Fry, who was born in Davis and played for Jesuit and Cal, most recently was with Newcastle of the Aviva English Premiership, the English rugby union’s top division, but he was not offered a new contract. Sacramento Express coach Luke Gross quickly signed him, and the 6-foot-3, 270-pound prop will be in uniform for Sunday’s match against league-leading Denver at the University of Denver. The Express can use him immediately because the team is in last place in PRO at 1-5.

“The prop is the ball winner, and Eric can certainly do that with his size and quickness,” said Gross, who played 62 matches with the Eagles. “He plays the most physical position, and he may be 270 pounds, but he’s a lean 270 and can run all day.”

Unlike Scully and Fry, Gross did not play college rugby. Gross, who is 6-foot-9, played basketball for Indiana State and Marshall and didn’t start playing rugby until he was 24. He played for the Eagles in the 1999 and 2003 Rugby World Cups and helped Roma win the Italian Cup title in 2001.

Gross is familiar with Scully, having coached him on the United States Collegiate All-America team. Gross started working for USA Rugby after his playing career. He said he has led several player and coaches camps and combines in Sacramento over the past five years and witnessed the enthusiasm for rugby in Sacramento, from youth programs and high school programs to men’s and women’s club teams.

Granite Bay upset Royal Irish of Indianapolis 14-8 on May 21 in Charlotte, N.C., to win the National High School Club Championship. The Royal Irish, who beat Granite Bay in the title game last season, were playing in their fifth consecutive national title game.

Jesuit has won multiple national championships. The Marauders lost to Gonzaga College High School 7-6 in the National Single-School Rugby Championships, also in Charlotte on May 21.

In high school club rugby, players don’t have to attend the school; single-school teams consist of students from one school.

Gross said the strength of the youth, club and single-school programs in the area keep feeding Sacramento’s reputation as one of the nation’s rugby hotbeds.

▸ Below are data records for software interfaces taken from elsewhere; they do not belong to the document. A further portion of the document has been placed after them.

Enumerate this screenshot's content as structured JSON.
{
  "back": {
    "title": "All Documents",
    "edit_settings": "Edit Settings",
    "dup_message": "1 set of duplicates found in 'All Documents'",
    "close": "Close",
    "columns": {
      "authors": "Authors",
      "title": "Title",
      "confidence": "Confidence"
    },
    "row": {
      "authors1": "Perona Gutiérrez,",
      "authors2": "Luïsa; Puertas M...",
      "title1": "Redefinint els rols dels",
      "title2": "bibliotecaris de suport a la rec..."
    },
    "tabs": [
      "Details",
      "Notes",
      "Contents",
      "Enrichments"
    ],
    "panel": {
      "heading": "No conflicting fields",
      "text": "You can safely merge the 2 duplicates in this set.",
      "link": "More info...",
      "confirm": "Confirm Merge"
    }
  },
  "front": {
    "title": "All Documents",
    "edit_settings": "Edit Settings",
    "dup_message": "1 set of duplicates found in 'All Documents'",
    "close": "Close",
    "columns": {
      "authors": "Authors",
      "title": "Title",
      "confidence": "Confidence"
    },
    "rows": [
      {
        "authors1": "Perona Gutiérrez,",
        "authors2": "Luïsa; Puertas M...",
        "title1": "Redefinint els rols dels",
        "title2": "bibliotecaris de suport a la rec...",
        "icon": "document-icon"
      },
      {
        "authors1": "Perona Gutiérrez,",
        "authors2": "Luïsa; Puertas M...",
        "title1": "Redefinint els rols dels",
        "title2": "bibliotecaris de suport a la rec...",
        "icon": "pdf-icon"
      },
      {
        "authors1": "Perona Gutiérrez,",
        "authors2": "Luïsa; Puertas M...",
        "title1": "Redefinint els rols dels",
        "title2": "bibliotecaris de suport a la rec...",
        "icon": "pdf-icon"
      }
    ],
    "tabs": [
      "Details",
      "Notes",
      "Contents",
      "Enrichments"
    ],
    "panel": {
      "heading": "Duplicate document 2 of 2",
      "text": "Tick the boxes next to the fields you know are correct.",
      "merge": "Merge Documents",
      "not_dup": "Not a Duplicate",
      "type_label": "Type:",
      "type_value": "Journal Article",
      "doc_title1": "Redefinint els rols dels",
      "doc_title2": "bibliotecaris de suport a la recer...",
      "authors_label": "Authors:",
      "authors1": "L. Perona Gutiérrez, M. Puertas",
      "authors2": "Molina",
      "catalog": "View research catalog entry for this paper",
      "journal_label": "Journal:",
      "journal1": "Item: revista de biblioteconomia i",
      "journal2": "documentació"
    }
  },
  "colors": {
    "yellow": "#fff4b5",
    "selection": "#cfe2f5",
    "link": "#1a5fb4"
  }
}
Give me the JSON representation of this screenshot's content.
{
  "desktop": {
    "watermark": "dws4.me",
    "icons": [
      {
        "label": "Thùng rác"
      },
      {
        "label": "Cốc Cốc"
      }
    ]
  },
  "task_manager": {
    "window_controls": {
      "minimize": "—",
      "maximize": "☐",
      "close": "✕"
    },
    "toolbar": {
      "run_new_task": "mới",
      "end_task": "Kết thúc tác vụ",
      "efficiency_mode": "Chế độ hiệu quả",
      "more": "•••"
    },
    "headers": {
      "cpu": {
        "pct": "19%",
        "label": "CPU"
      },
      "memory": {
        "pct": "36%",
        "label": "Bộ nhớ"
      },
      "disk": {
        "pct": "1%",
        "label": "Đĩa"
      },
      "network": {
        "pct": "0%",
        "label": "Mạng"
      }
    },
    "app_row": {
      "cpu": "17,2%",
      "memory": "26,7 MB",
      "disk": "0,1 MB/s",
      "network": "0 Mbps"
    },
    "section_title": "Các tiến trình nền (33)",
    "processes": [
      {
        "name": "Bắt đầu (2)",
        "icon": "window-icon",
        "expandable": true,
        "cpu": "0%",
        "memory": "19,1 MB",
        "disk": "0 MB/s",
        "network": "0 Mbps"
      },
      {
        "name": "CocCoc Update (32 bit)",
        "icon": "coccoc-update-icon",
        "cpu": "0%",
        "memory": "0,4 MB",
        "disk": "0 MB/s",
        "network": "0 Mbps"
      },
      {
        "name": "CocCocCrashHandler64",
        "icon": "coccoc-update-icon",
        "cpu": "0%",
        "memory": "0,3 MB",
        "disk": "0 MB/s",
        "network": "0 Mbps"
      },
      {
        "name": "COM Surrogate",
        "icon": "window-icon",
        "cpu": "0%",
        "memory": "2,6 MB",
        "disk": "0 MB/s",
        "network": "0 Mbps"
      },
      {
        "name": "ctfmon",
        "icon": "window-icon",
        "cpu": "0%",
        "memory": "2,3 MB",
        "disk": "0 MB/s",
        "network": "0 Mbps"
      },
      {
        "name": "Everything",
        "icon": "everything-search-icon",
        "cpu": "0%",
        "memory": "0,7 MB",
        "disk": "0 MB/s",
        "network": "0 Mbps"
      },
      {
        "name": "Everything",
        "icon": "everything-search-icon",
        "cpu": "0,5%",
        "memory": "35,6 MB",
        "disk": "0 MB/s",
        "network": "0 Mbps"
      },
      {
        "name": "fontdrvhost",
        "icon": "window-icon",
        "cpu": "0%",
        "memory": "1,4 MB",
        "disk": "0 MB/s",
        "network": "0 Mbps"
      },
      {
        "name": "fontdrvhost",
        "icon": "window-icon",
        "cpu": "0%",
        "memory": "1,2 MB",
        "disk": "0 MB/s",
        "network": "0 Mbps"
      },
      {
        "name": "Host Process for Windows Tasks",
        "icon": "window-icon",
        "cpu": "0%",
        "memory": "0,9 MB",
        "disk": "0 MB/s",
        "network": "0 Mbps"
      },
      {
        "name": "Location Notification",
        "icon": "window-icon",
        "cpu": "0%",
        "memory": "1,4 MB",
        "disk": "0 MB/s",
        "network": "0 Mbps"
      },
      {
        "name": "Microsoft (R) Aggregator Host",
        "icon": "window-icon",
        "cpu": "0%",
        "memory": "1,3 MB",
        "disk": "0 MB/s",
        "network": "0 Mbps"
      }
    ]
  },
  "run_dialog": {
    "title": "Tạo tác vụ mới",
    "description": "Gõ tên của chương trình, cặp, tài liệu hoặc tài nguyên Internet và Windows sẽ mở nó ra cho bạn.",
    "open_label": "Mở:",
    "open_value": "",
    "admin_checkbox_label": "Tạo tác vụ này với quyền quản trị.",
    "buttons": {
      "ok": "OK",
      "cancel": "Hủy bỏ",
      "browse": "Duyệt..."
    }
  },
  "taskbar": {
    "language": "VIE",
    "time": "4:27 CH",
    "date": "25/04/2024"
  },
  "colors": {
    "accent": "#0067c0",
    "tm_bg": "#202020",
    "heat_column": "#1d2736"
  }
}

“Seattle, San Diego and San Francisco have good bases of support, but as far as sheer numbers of people involved in the sport, I think Sacramento has to be one of, if not the highest, in the country,” Gross said. “There’s a reason PRO came to Sacramento.”

Mark Billingsley, editorwriter@att.net.

  Comments